Roald Amundsen

 Although Amundsen meant well with his letter and needed Scott to forward the letter to prove that Amundsen had indeed been to the pole. But this must have had a patronising effect on Scott who had been so close to standing in Amundsen’s position. The group worked out where the geographic pole was (although there were slightly out), got out their Union Flag, and assembled to have their photograph taken. You can see from the resulting picture, not only the mixed emotions they would have feeling to have finally reached the pole, but to have found the Norwegian flag there, but also the physical condition of the group. They were not getting the calories they need to withstand the severe conditions they were experiencing and the physical strain they were under. They were all suffering from various degrees of frost bite and physical afflictions, Evan would be dead in four weeks’ time and Oates’ only a month later.  Despite all this Oates in particular was looking on the bright side, they had done it, and he was mightily impressed by Amundsen’s effort he wrote in his diary ‘I must say that man must have had his head screwed on right’, Bower’s dismissed Amundsen’s achievement by noting that ‘we have done it by good British man-haulage. This is the traditional British sledging method and this is the greatest journey done by man.’  Wilson, Evans and Scott were really affected by the realisation, they were not the men that discovered the pole, Wilson simply writes ‘A very bitter day.’

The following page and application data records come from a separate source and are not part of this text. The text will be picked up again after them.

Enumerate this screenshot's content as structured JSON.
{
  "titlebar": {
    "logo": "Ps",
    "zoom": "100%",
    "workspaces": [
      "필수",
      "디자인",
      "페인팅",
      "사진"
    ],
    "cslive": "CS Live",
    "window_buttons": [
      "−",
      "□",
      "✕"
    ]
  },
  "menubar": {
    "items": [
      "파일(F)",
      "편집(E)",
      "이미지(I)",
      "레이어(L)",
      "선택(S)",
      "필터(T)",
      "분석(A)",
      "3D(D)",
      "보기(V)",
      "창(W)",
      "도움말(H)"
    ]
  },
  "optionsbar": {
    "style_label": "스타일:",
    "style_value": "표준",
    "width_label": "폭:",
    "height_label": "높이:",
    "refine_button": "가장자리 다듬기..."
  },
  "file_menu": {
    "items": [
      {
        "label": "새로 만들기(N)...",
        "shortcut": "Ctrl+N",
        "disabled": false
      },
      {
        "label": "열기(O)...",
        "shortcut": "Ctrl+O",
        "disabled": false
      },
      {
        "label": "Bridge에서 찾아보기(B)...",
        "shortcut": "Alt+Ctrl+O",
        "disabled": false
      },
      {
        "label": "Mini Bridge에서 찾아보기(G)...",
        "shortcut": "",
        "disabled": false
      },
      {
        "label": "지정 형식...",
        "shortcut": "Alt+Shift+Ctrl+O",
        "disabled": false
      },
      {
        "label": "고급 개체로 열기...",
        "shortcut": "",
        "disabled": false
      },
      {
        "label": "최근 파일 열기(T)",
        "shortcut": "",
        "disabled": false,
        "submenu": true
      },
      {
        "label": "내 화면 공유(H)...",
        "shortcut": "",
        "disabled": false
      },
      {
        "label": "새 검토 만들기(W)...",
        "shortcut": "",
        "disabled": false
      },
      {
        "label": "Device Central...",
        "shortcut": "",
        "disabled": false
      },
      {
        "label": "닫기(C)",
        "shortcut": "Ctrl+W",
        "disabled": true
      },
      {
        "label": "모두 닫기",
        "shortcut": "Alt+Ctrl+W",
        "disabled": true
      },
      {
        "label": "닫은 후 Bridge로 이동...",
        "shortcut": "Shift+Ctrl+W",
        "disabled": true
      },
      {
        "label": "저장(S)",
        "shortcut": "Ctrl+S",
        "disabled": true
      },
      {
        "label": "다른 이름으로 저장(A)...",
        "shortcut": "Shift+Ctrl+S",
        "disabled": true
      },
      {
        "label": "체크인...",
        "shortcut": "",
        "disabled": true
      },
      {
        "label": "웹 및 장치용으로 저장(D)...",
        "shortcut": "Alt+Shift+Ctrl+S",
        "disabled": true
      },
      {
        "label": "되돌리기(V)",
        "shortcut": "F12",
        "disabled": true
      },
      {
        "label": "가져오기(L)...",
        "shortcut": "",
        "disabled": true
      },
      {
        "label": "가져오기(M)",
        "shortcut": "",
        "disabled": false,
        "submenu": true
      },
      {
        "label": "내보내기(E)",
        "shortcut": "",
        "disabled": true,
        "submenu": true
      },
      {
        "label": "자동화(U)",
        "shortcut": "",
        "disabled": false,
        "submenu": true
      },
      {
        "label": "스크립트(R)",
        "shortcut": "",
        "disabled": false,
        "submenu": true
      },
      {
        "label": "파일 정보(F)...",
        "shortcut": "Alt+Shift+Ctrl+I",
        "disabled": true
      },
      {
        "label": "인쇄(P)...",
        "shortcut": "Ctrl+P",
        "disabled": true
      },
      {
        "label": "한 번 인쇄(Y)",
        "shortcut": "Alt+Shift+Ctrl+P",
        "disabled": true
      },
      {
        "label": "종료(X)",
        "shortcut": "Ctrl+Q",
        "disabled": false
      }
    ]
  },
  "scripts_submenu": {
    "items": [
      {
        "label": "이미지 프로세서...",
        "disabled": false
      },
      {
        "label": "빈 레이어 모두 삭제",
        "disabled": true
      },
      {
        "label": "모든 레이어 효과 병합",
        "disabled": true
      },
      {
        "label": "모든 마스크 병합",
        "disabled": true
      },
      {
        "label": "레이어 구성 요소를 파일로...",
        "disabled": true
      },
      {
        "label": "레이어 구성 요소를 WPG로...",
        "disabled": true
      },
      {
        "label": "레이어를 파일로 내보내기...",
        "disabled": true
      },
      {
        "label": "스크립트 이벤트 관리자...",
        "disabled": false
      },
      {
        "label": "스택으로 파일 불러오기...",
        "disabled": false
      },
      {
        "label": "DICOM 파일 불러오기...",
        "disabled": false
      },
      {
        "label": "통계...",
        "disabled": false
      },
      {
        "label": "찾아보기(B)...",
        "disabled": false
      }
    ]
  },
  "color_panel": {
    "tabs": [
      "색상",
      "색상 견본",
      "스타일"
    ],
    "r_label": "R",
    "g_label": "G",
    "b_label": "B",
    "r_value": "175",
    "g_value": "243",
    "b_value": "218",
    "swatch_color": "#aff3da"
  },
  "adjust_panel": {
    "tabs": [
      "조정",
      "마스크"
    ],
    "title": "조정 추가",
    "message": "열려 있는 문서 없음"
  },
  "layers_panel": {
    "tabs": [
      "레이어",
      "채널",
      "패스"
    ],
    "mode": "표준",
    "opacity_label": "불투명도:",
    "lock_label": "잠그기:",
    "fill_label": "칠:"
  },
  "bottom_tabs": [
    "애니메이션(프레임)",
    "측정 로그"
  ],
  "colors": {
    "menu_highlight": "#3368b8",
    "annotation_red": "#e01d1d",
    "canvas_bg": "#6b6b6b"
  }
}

After the photo, the group set up their camp and had what they were planning to be a celebratory dinner with a chocolate bar each they had been saving for the occasion.  The group would have gone to their sleeping bags with the group thinking about the challenge ahead, doing the journey again, this time back to base and eventually home. But with the knowledge of what they had already been through, home must have seemed very far away. Scott notes in his diary ‘I wonder if we can do it.’